Those engaged in this form of dance wear traditional costumes and makeup featuring bold and bright colours. The styling of the makeup, done by a ‘tukang rias’ or makeup artist, is based on character portrayal. Earlier dancers used remnants of charcoal on facial areas to bring attention to their eyes. Today, many colours are used with much emphasis on the eyes and eyebrows.

Suggested Read: Islands in Bali

Frequently Asked Questions (FAQS)

Q:Can tourists participate in traditional Balinese dance performances?

Q:Where can I watch traditional Balinese dances?

Q:What is the most popular dance in Bali?

Q:What is the traditional dance of Bali?

Subscribe to our Newsletter

Subscribe to our newsletter to receive exclusive offers, latest news and updates.

You have already subscribed our newsletter!
Thanks for Subscribing our newsletter!

Looking for a hassle free trip?

Connect with our experts! Get the best Itineraries and Offers!

About Us

We at WanderOn are a modern travel community that provides end to end travel packages in India and abroad. We design the best travel itineraries that encourage group traveling for like-minded people. Our services include road trips, trekking expeditions, corporate trips, and customized tour packages. On our trips, we ensure hassle-free traveling, top-notch accommodation and guided sightseeing that too in a budget that won't burn a hole in your pocket. Just give us your dates and be ready to experience traveling like never before.



3rd Floor, Building No-436, Phase IV, Udyog Vihar, Sector-18, Gurugram, Haryana-122001

© WANDERON EXPERIENCES PVT LTD, All rights reserved.

Request a Call Back
Request a Call Back

Where do you want to go next?

Make your move, fill out your details now!
Thank you!
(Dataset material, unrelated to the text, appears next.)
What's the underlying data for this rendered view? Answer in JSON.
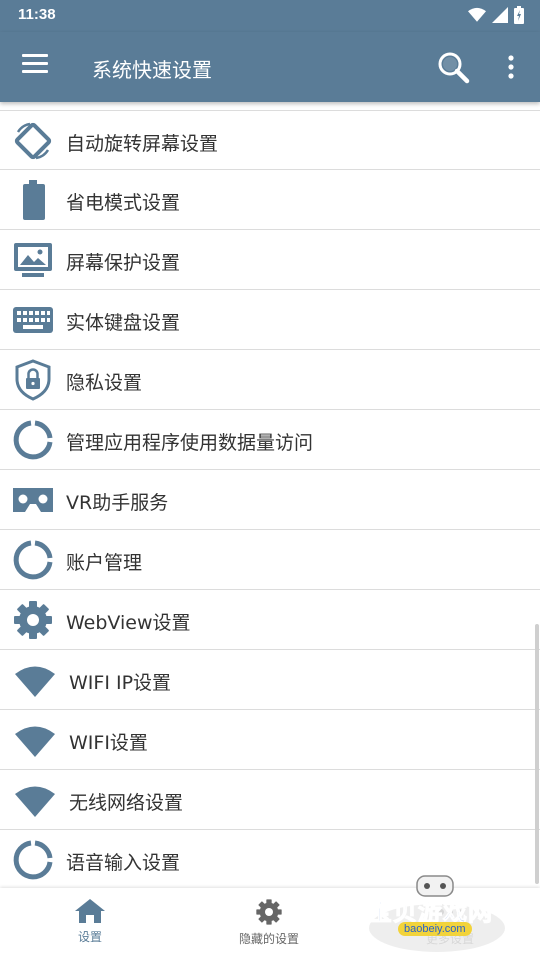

Your form has been submitted successfully. We'll be in touch soon.
Your details have been submitted. Our Expert will get in touch with you soon.